That we are in the midst of a new technological revolution is undeniable. Likewise, the fact that insurance has played an important role in helping past technological revolutions to reach their full potential. The very lack of crypto asset risk protection that is currently in place is unsustainable and poses an unacceptable threat. It is important that the crypto community understands the dangers posed by the status quo with the lack of crypto asset insurance options.
The good news is that we got so far by solving technological and economic problems that we can’t solve on our own, and we believe we can do it again.
This article was co -authored with Sofia Arend and J. Gdanski.
This article does not contain any investment advice or recommendations. Every investment and trading move involves risk, and readers should do their own research when making a decision.

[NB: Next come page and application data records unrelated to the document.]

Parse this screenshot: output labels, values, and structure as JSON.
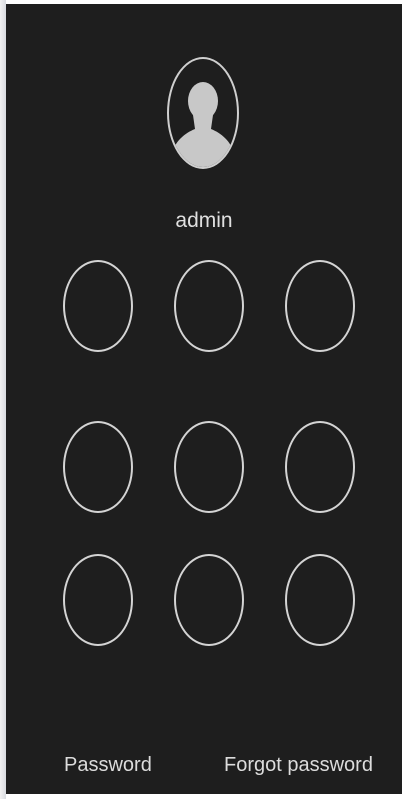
{
  "user": {
    "name": "admin",
    "avatar_icon": "user-silhouette-icon"
  },
  "pattern": {
    "rows": 3,
    "cols": 3,
    "stroke_color": "#d4d4d4"
  },
  "footer": {
    "password_label": "Password",
    "forgot_label": "Forgot password"
  },
  "colors": {
    "background": "#1e1e1e",
    "foreground": "#e0e0e0"
  }
}
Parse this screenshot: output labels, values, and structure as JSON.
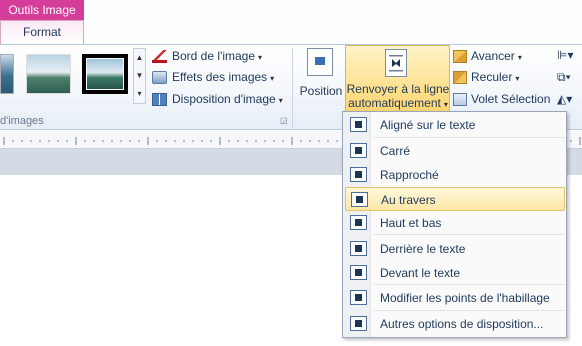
{
  "contextual_tab": {
    "title": "Outils Image"
  },
  "tabs": {
    "active": "Format"
  },
  "picture_styles": {
    "border": "Bord de l'image",
    "effects": "Effets des images",
    "layout": "Disposition d'image",
    "group_label": "d'images"
  },
  "arrange": {
    "position": "Position",
    "wrap_line1": "Renvoyer à la ligne",
    "wrap_line2": "automatiquement",
    "bring_forward": "Avancer",
    "send_backward": "Reculer",
    "selection_pane": "Volet Sélection"
  },
  "wrap_menu": {
    "items": [
      {
        "label": "Aligné sur le texte",
        "icon": "inline-text-icon"
      },
      {
        "label": "Carré",
        "icon": "square-wrap-icon"
      },
      {
        "label": "Rapproché",
        "icon": "tight-wrap-icon"
      },
      {
        "label": "Au travers",
        "icon": "through-wrap-icon",
        "highlighted": true
      },
      {
        "label": "Haut et bas",
        "icon": "top-bottom-wrap-icon"
      },
      {
        "label": "Derrière le texte",
        "icon": "behind-text-icon"
      },
      {
        "label": "Devant le texte",
        "icon": "in-front-text-icon"
      },
      {
        "label": "Modifier les points de l'habillage",
        "icon": "edit-wrap-points-icon"
      },
      {
        "label": "Autres options de disposition...",
        "icon": "more-layout-options-icon"
      }
    ]
  },
  "colors": {
    "contextual_accent": "#d43d9a",
    "highlight": "#ffe8a6"
  }
}
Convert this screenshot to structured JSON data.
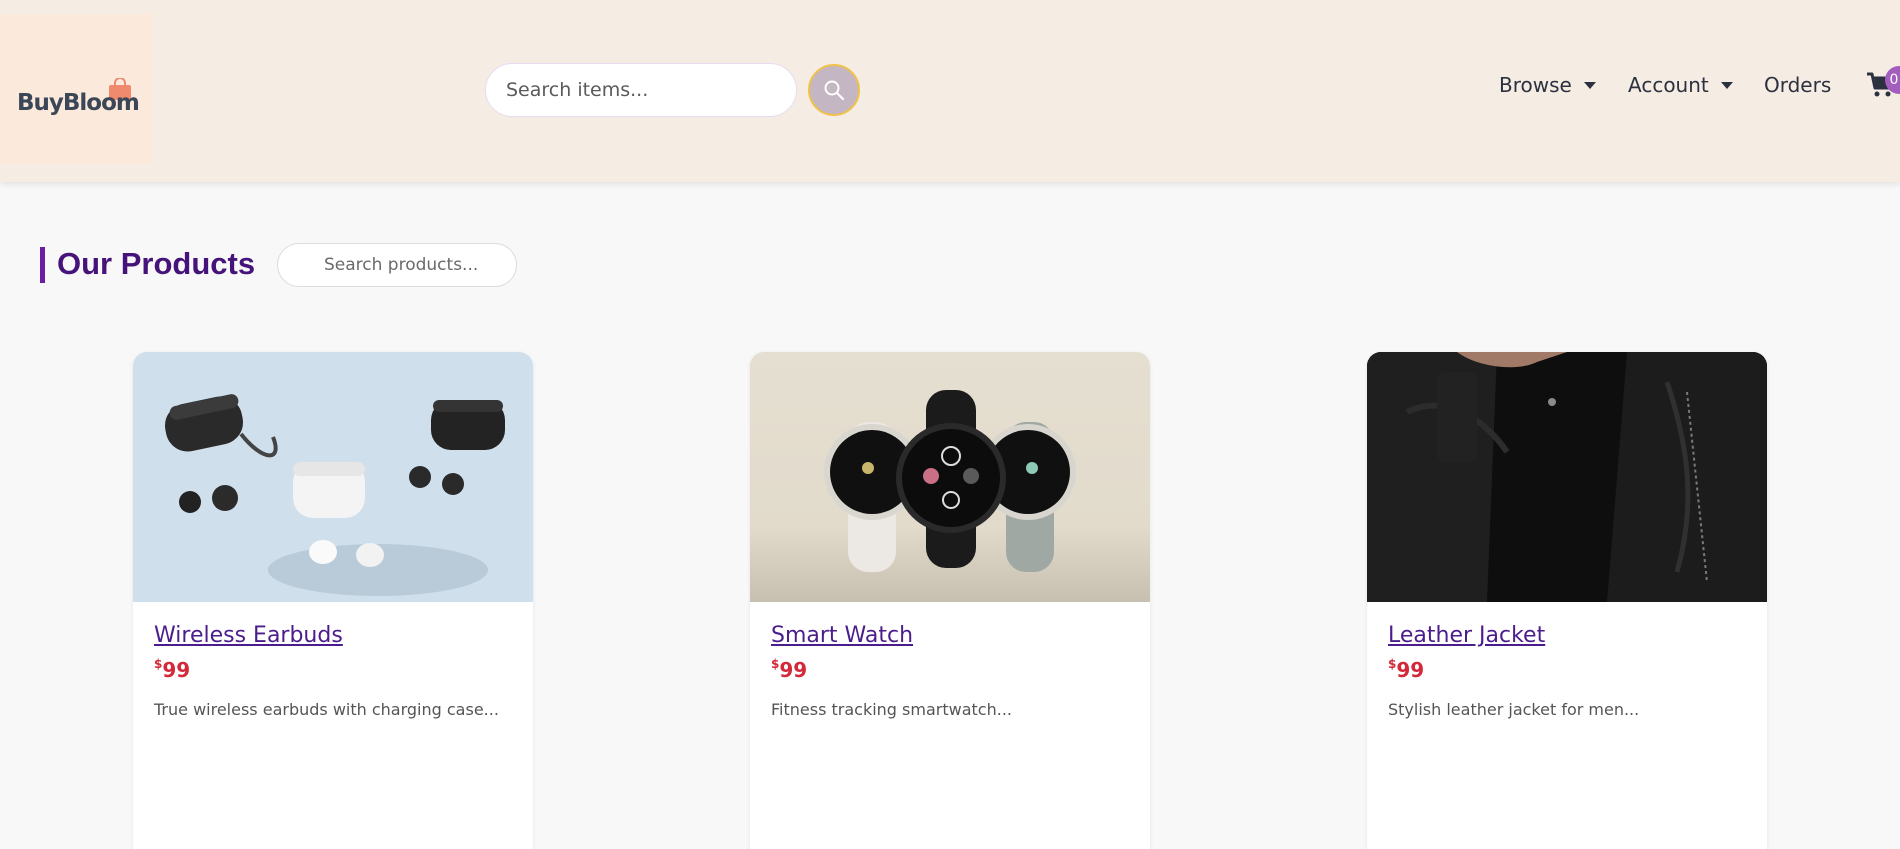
{
  "header": {
    "logo_text": "BuyBloom",
    "search_placeholder": "Search items...",
    "nav": {
      "browse": "Browse",
      "account": "Account",
      "orders": "Orders"
    },
    "cart_count": "0"
  },
  "products_section": {
    "title": "Our Products",
    "search_placeholder": "Search products..."
  },
  "products": [
    {
      "name": "Wireless Earbuds",
      "currency": "$",
      "price": "99",
      "description": "True wireless earbuds with charging case..."
    },
    {
      "name": "Smart Watch",
      "currency": "$",
      "price": "99",
      "description": "Fitness tracking smartwatch..."
    },
    {
      "name": "Leather Jacket",
      "currency": "$",
      "price": "99",
      "description": "Stylish leather jacket for men..."
    }
  ],
  "colors": {
    "header_bg": "#f5ece3",
    "accent_purple": "#6b1fa0",
    "price_red": "#d3293a",
    "badge_purple": "#a35dbe"
  },
  "icons": [
    "shopping-bag-icon",
    "search-icon",
    "caret-down-icon",
    "cart-icon"
  ]
}
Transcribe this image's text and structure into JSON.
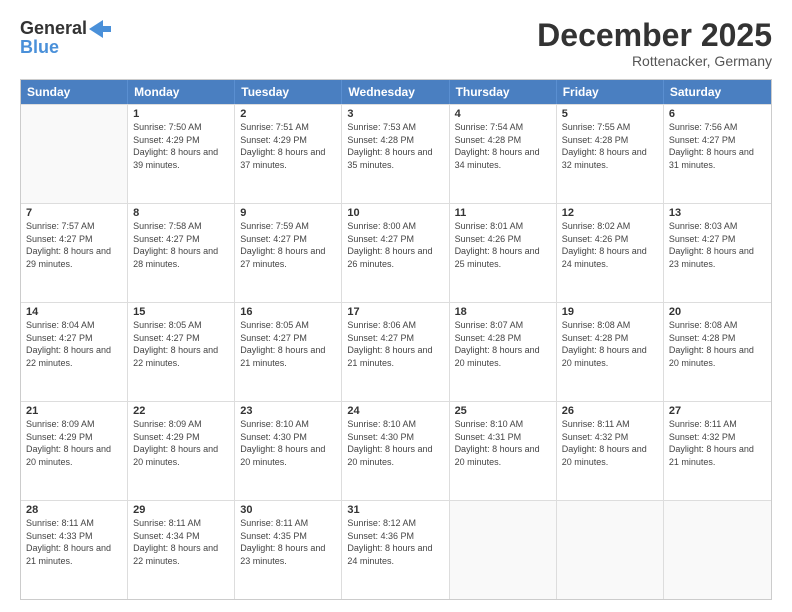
{
  "logo": {
    "general": "General",
    "blue": "Blue"
  },
  "title": {
    "month_year": "December 2025",
    "location": "Rottenacker, Germany"
  },
  "header_days": [
    "Sunday",
    "Monday",
    "Tuesday",
    "Wednesday",
    "Thursday",
    "Friday",
    "Saturday"
  ],
  "weeks": [
    [
      {
        "day": "",
        "sunrise": "",
        "sunset": "",
        "daylight": "",
        "empty": true
      },
      {
        "day": "1",
        "sunrise": "Sunrise: 7:50 AM",
        "sunset": "Sunset: 4:29 PM",
        "daylight": "Daylight: 8 hours and 39 minutes."
      },
      {
        "day": "2",
        "sunrise": "Sunrise: 7:51 AM",
        "sunset": "Sunset: 4:29 PM",
        "daylight": "Daylight: 8 hours and 37 minutes."
      },
      {
        "day": "3",
        "sunrise": "Sunrise: 7:53 AM",
        "sunset": "Sunset: 4:28 PM",
        "daylight": "Daylight: 8 hours and 35 minutes."
      },
      {
        "day": "4",
        "sunrise": "Sunrise: 7:54 AM",
        "sunset": "Sunset: 4:28 PM",
        "daylight": "Daylight: 8 hours and 34 minutes."
      },
      {
        "day": "5",
        "sunrise": "Sunrise: 7:55 AM",
        "sunset": "Sunset: 4:28 PM",
        "daylight": "Daylight: 8 hours and 32 minutes."
      },
      {
        "day": "6",
        "sunrise": "Sunrise: 7:56 AM",
        "sunset": "Sunset: 4:27 PM",
        "daylight": "Daylight: 8 hours and 31 minutes."
      }
    ],
    [
      {
        "day": "7",
        "sunrise": "Sunrise: 7:57 AM",
        "sunset": "Sunset: 4:27 PM",
        "daylight": "Daylight: 8 hours and 29 minutes."
      },
      {
        "day": "8",
        "sunrise": "Sunrise: 7:58 AM",
        "sunset": "Sunset: 4:27 PM",
        "daylight": "Daylight: 8 hours and 28 minutes."
      },
      {
        "day": "9",
        "sunrise": "Sunrise: 7:59 AM",
        "sunset": "Sunset: 4:27 PM",
        "daylight": "Daylight: 8 hours and 27 minutes."
      },
      {
        "day": "10",
        "sunrise": "Sunrise: 8:00 AM",
        "sunset": "Sunset: 4:27 PM",
        "daylight": "Daylight: 8 hours and 26 minutes."
      },
      {
        "day": "11",
        "sunrise": "Sunrise: 8:01 AM",
        "sunset": "Sunset: 4:26 PM",
        "daylight": "Daylight: 8 hours and 25 minutes."
      },
      {
        "day": "12",
        "sunrise": "Sunrise: 8:02 AM",
        "sunset": "Sunset: 4:26 PM",
        "daylight": "Daylight: 8 hours and 24 minutes."
      },
      {
        "day": "13",
        "sunrise": "Sunrise: 8:03 AM",
        "sunset": "Sunset: 4:27 PM",
        "daylight": "Daylight: 8 hours and 23 minutes."
      }
    ],
    [
      {
        "day": "14",
        "sunrise": "Sunrise: 8:04 AM",
        "sunset": "Sunset: 4:27 PM",
        "daylight": "Daylight: 8 hours and 22 minutes."
      },
      {
        "day": "15",
        "sunrise": "Sunrise: 8:05 AM",
        "sunset": "Sunset: 4:27 PM",
        "daylight": "Daylight: 8 hours and 22 minutes."
      },
      {
        "day": "16",
        "sunrise": "Sunrise: 8:05 AM",
        "sunset": "Sunset: 4:27 PM",
        "daylight": "Daylight: 8 hours and 21 minutes."
      },
      {
        "day": "17",
        "sunrise": "Sunrise: 8:06 AM",
        "sunset": "Sunset: 4:27 PM",
        "daylight": "Daylight: 8 hours and 21 minutes."
      },
      {
        "day": "18",
        "sunrise": "Sunrise: 8:07 AM",
        "sunset": "Sunset: 4:28 PM",
        "daylight": "Daylight: 8 hours and 20 minutes."
      },
      {
        "day": "19",
        "sunrise": "Sunrise: 8:08 AM",
        "sunset": "Sunset: 4:28 PM",
        "daylight": "Daylight: 8 hours and 20 minutes."
      },
      {
        "day": "20",
        "sunrise": "Sunrise: 8:08 AM",
        "sunset": "Sunset: 4:28 PM",
        "daylight": "Daylight: 8 hours and 20 minutes."
      }
    ],
    [
      {
        "day": "21",
        "sunrise": "Sunrise: 8:09 AM",
        "sunset": "Sunset: 4:29 PM",
        "daylight": "Daylight: 8 hours and 20 minutes."
      },
      {
        "day": "22",
        "sunrise": "Sunrise: 8:09 AM",
        "sunset": "Sunset: 4:29 PM",
        "daylight": "Daylight: 8 hours and 20 minutes."
      },
      {
        "day": "23",
        "sunrise": "Sunrise: 8:10 AM",
        "sunset": "Sunset: 4:30 PM",
        "daylight": "Daylight: 8 hours and 20 minutes."
      },
      {
        "day": "24",
        "sunrise": "Sunrise: 8:10 AM",
        "sunset": "Sunset: 4:30 PM",
        "daylight": "Daylight: 8 hours and 20 minutes."
      },
      {
        "day": "25",
        "sunrise": "Sunrise: 8:10 AM",
        "sunset": "Sunset: 4:31 PM",
        "daylight": "Daylight: 8 hours and 20 minutes."
      },
      {
        "day": "26",
        "sunrise": "Sunrise: 8:11 AM",
        "sunset": "Sunset: 4:32 PM",
        "daylight": "Daylight: 8 hours and 20 minutes."
      },
      {
        "day": "27",
        "sunrise": "Sunrise: 8:11 AM",
        "sunset": "Sunset: 4:32 PM",
        "daylight": "Daylight: 8 hours and 21 minutes."
      }
    ],
    [
      {
        "day": "28",
        "sunrise": "Sunrise: 8:11 AM",
        "sunset": "Sunset: 4:33 PM",
        "daylight": "Daylight: 8 hours and 21 minutes."
      },
      {
        "day": "29",
        "sunrise": "Sunrise: 8:11 AM",
        "sunset": "Sunset: 4:34 PM",
        "daylight": "Daylight: 8 hours and 22 minutes."
      },
      {
        "day": "30",
        "sunrise": "Sunrise: 8:11 AM",
        "sunset": "Sunset: 4:35 PM",
        "daylight": "Daylight: 8 hours and 23 minutes."
      },
      {
        "day": "31",
        "sunrise": "Sunrise: 8:12 AM",
        "sunset": "Sunset: 4:36 PM",
        "daylight": "Daylight: 8 hours and 24 minutes."
      },
      {
        "day": "",
        "sunrise": "",
        "sunset": "",
        "daylight": "",
        "empty": true
      },
      {
        "day": "",
        "sunrise": "",
        "sunset": "",
        "daylight": "",
        "empty": true
      },
      {
        "day": "",
        "sunrise": "",
        "sunset": "",
        "daylight": "",
        "empty": true
      }
    ]
  ]
}
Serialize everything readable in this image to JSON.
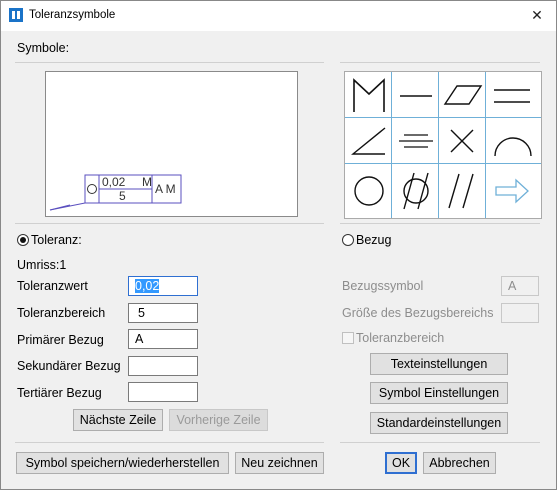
{
  "window": {
    "title": "Toleranzsymbole",
    "close_glyph": "✕"
  },
  "symbols_label": "Symbole:",
  "preview": {
    "tolerance_value": "0,02",
    "modifier": "M",
    "second_value": "5",
    "datums": "A M"
  },
  "symbol_grid": [
    "maximum-material-icon",
    "straightness-icon",
    "flatness-icon",
    "parallelism-icon",
    "angularity-icon",
    "symmetry-icon",
    "cross-icon",
    "profile-line-icon",
    "circularity-icon",
    "cylindricity-icon",
    "total-runout-icon",
    "arrow-icon"
  ],
  "toleranz": {
    "radio_label": "Toleranz:",
    "umriss": "Umriss:1",
    "fields": [
      {
        "label": "Toleranzwert",
        "value": "0,02"
      },
      {
        "label": "Toleranzbereich",
        "value": "5"
      },
      {
        "label": "Primärer Bezug",
        "value": "A"
      },
      {
        "label": "Sekundärer Bezug",
        "value": ""
      },
      {
        "label": "Tertiärer Bezug",
        "value": ""
      }
    ],
    "next_row": "Nächste Zeile",
    "prev_row": "Vorherige Zeile"
  },
  "bezug": {
    "radio_label": "Bezug",
    "symbol_label": "Bezugssymbol",
    "symbol_value": "A",
    "size_label": "Größe des Bezugsbereichs",
    "size_value": "",
    "range_label": "Toleranzbereich",
    "text_settings": "Texteinstellungen",
    "symbol_settings": "Symbol Einstellungen",
    "defaults": "Standardeinstellungen"
  },
  "footer": {
    "save_restore": "Symbol speichern/wiederherstellen",
    "redraw": "Neu zeichnen",
    "ok": "OK",
    "cancel": "Abbrechen"
  },
  "colors": {
    "accent": "#2f6fd1",
    "symbol_frame": "#5a4fbf",
    "grid_line": "#6fb0d8",
    "arrow": "#6fb0d8"
  }
}
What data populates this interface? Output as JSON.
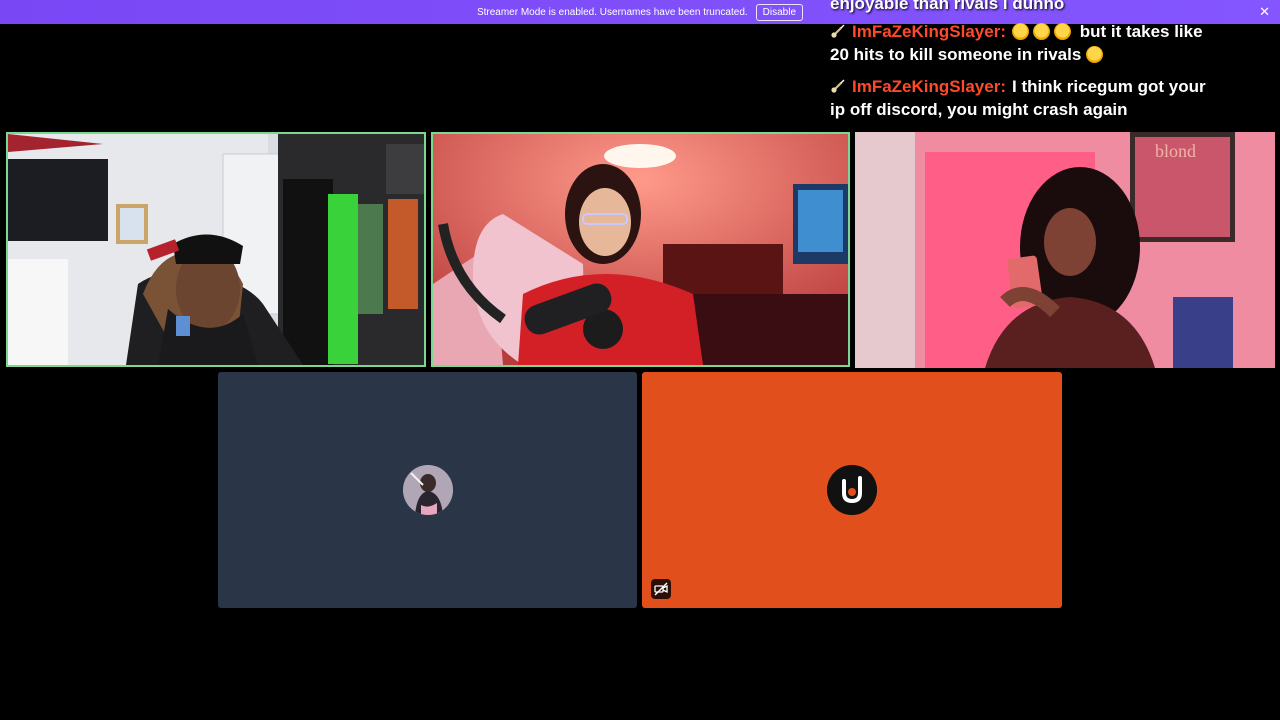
{
  "banner": {
    "message": "Streamer Mode is enabled. Usernames have been truncated.",
    "disable_label": "Disable",
    "close_glyph": "✕",
    "background": "#7c4dff"
  },
  "chat": {
    "partial_line": "enjoyable than rivals i dunno",
    "messages": [
      {
        "badge": "guitar-badge-icon",
        "user": "ImFaZeKingSlayer:",
        "emoji_count": 3,
        "line1_text": "but it takes like",
        "line2_text": "20 hits to kill someone in rivals",
        "trailing_emoji": "laughing-emoji-icon"
      },
      {
        "badge": "guitar-badge-icon",
        "user": "ImFaZeKingSlayer:",
        "line1_text": "I think ricegum got your",
        "line2_text": "ip off discord, you might crash again"
      }
    ],
    "username_color": "#ff4a2a"
  },
  "participants": [
    {
      "tile": "webcam-male-streamer",
      "speaking": true
    },
    {
      "tile": "webcam-female-streamer-red-room",
      "speaking": true
    },
    {
      "tile": "webcam-female-phone-pink-room",
      "speaking": false
    },
    {
      "tile": "avatar-only-dark",
      "speaking": false,
      "background": "#2a3647"
    },
    {
      "tile": "avatar-only-orange",
      "speaking": false,
      "muted": true,
      "background": "#e1501c"
    }
  ]
}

The views, thoughts and opinions expressed herein are those of the authors only and do not necessarily reflect or represent the opinions and opinions of Cointelegraph.
Sofia Arend is currently the communications and content leader at the Global Blockchain Business Council (GBBC). Prior to joining GBBC, Sofia worked at the Atlantic Council, a global top 10 think tank for national defense and security. Sofia received a Bachelor of Arts degree in International Relations and Global Studies with high honors from the University of Texas at Austin, where she competed as an NCAA Division-I recruited rower.
J. Gdanski is a privacy, security and risk management expert, a key leader in the corporate blockchain space and CEO and founder of Evertas – the first company dedicated to the insurance of crypto assets and blockchain systems.